● **Work to complete**
Which of the lines in the records below hold the string "true"? Copy every one of them.

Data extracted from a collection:

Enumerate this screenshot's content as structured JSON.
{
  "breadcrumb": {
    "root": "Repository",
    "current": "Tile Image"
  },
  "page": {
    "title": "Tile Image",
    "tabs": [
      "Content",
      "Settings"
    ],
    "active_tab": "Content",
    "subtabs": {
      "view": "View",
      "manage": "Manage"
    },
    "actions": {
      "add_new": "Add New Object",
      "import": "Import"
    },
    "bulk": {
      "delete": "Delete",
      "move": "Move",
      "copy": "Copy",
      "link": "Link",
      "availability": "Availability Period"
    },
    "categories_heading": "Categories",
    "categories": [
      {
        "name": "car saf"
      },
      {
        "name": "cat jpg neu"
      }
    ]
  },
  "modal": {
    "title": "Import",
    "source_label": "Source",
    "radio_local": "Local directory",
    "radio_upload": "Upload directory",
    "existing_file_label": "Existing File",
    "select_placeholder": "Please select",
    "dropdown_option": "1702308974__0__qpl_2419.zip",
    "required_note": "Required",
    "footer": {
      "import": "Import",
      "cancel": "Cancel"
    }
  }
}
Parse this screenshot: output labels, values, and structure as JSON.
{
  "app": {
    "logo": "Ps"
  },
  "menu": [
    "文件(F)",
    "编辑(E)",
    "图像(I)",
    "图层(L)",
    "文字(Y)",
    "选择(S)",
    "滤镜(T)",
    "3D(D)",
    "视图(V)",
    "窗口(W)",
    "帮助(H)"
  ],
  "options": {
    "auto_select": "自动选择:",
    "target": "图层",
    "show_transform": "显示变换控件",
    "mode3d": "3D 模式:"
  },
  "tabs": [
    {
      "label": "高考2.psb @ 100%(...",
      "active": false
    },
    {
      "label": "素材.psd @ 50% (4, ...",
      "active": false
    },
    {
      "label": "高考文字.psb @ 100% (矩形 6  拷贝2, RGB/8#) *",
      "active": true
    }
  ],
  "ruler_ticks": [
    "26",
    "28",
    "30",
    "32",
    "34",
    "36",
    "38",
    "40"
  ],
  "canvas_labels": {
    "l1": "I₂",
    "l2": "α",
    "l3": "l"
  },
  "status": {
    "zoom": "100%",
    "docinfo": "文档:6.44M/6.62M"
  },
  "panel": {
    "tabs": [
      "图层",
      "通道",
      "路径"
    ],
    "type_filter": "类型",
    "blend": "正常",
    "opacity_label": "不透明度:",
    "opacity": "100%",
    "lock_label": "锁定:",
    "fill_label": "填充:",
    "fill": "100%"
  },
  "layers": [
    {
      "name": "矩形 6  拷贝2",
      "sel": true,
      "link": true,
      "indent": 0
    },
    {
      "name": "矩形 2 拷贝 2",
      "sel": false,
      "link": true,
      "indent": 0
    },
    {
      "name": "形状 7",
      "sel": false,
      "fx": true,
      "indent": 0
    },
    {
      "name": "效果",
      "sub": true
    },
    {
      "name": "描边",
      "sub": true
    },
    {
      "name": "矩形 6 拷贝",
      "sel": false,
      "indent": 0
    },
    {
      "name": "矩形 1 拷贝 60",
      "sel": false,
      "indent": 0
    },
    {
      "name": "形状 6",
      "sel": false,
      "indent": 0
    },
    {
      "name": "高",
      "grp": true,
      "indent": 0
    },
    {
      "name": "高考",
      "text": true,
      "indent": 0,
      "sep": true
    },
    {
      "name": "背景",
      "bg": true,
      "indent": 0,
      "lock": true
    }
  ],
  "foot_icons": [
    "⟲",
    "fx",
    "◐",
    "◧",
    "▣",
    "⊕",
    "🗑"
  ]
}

● **Exercise solution**
      "active": true
      "sel": true,
      "link": true,
      "link": true,
      "fx": true,
      "sub": true
      "sub": true
      "grp": true,
      "text": true,
      "sep": true
      "bg": true,
      "lock": true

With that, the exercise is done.